Click here to skip to content

Welfare Reform on the Web (February 2002): Education - UK - Higher

DEGREE COURSES TO INCLUDE WORK SKILLS

J. Kelly

Financial Times, Nov. 24th 2001, p.4

Reports government plans to align university output with the needs of industry. Degrees will have to include the teaching of work-related skills, and employers will be encouraged to send staff into higher education to develop the skills of their workforce.

FUNDING MECHANISM OR QUALITY ASSESSMENT: REPONSES TO THE RESEARCH ASSESSMENT EXERCISE IN ENGLISH INSTITUTIONS

H. G. Thomas

Journal of Higher Education Policy and Management, vol. 23, 2001, p. 171-179

The Research Assessment Exercise (RAE) was introduced in 1986 as a means of selectively allocating funds to universities on the basis of the quality of their research. Findings from interviews with staff in a range of institutions reveal different institutional and individual behaviour patterns in response to the RAE. Article explores those responses and considers the perceived tension between the RAE as an assessment of the quality of research (an accountability function) and as a means of selectively allocating research funding.

GOVERNMENT TO REFORM FUNDING OF UNIVERSITIES

J. Kelly

Financial Times, Nov. 16th 2001, p. 6

Government is planning to reform the way in which public funding is allocated to universities in order to reward excellence in areas other than research and to encourage diversity.

PLAN FOR GRADUATE TAX DROPPED IN SECOND U-TURN OVER GRANTS

A. Grice and B. Russell

Independent, Nov. 20th 2001, p. 1

Government appears to have dropped the idea of reintroducing student maintenance grants on the grounds that this would be too costly. Plans for a graduate tax on top of income tax have also been dropped on the grounds that this could be dubbed a "stealth tax on the middle classes". The idea of charging market interest rates on student loans is now being considered.

THE PRICE OF KNOWLEDGE

C. Ryan

Public Finance, Nov. 16th-22nd 2001, p. 28-29

The government's review of student finance was expected to restore means-tested maintenance grants for poorer students, abolish tuition fees and introduce a new tax on graduates' earnings.

'STOP CHILD BENEFITS AT 16 FOR WELL-OFF PUPILS'

J. O'Leary

Times, Dec. 3rd 2001, p. 6

The Institute for Public Policy Research (IPPR) has called for child benefit to be abolished from the age of sixteen with savings instead being put into a maintenance allowance for sixth formers and students from poor families. The IPPR is also urging the government to scrap its plans to reintroduce grants for university students and levy a graduate tax.

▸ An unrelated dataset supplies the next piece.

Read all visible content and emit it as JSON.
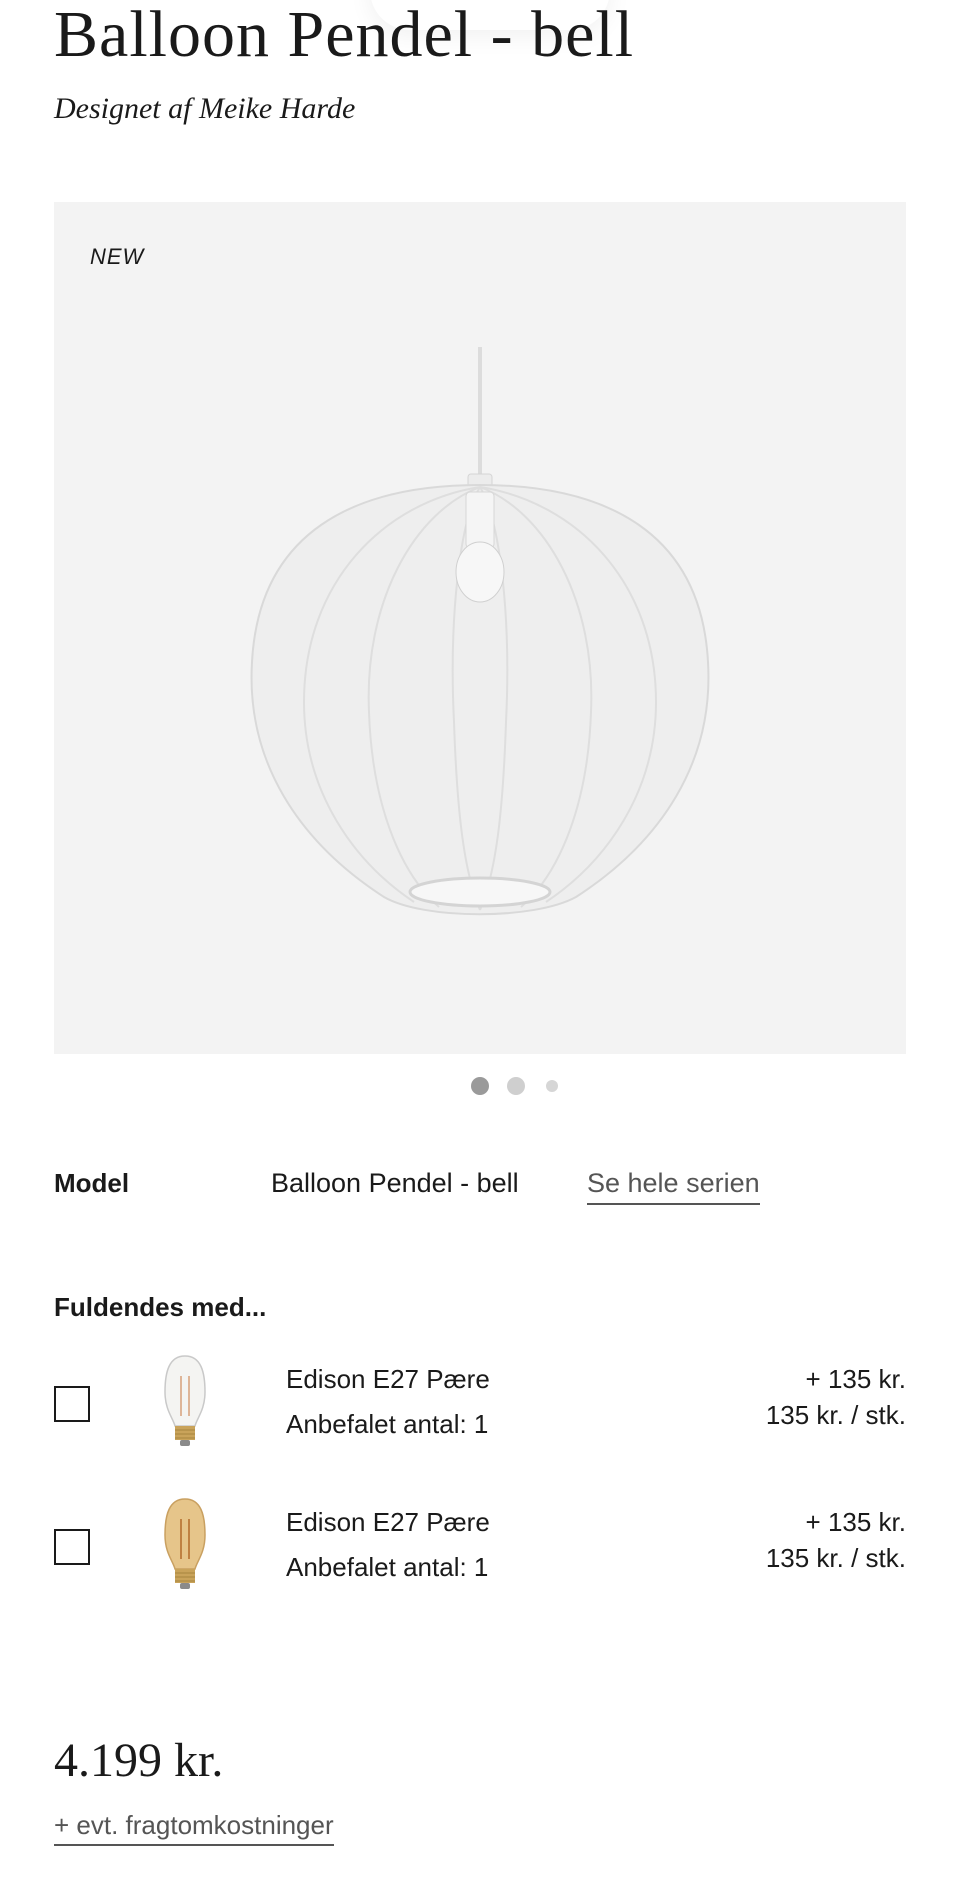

Article goes on to discuss Tony Blair's target numbers of those he wants to see in higher education and the IPPR a report 'Opportunities for Whom?' which looks at how these plans may be realised and financed.

A STUDENT IS NOT JUST FOR CHRISTMAS

Anon

Labour Research, vol. 90, Dec. 2001, p. 12-13

An increasing number of students are working part time to pay their was through university following the abolition of maintenance grants and the introduction of tuition fees. Article discusses the trade union response.

STUDENTS GAIN A VOICE

D. MacLeod

Guardian Education Supplement, Nov. 27th 2001, p. 9

Article reports on a new structure whereby all new graduates will be asked to comment on the skills they gained at university and how satisfied they were with their degree courses. The results will be published by university not by course. It goes on to discuss David Caldwell, Director of Universities, Scotland and how he proposes to take the scheme one step further. It discusses how the scheme would be implemented and how it may impact on the sector.

UNIVERSITIES ASK FOR £10BN EXTRA TO WIDEN THEIR APPEAL

J. Kelly

Financial Times. Nov. 30th 2001, p. 4

Universities have called on the government for extra funding in order to meet its targets of widening access. The call has come as 20,000 bright students shun university because of financial worries or the need to start earning money. In order to meet government targets universities need to recruit and retain 30,000 new students by 2005-06. The extra places require more funding. Funding at marginal cost means quality will suffer. Margaret Hodge has made it clear that she would be prepared to scrap the "cap" on numbers imposed on universities to boost access to popular degree courses.

(See also Independent, Nov. 30th 2001, p. 1 + 16; Times, Nov. 30th 2001, p. 2; Guardian, Nov. 30th 2001, p. 12)

VISION IN PROGRESS

E. Major

Guardian Education Supplement, Nov. 20th 2001, p. 9

The Higher Education Funding Council for England and the Learning and Skills Council are developing a joint bid for funding to support universities and further education colleges in forming closer links with schools in order to encourage more pupils to enter higher education.

Search Welfare Reform on the Web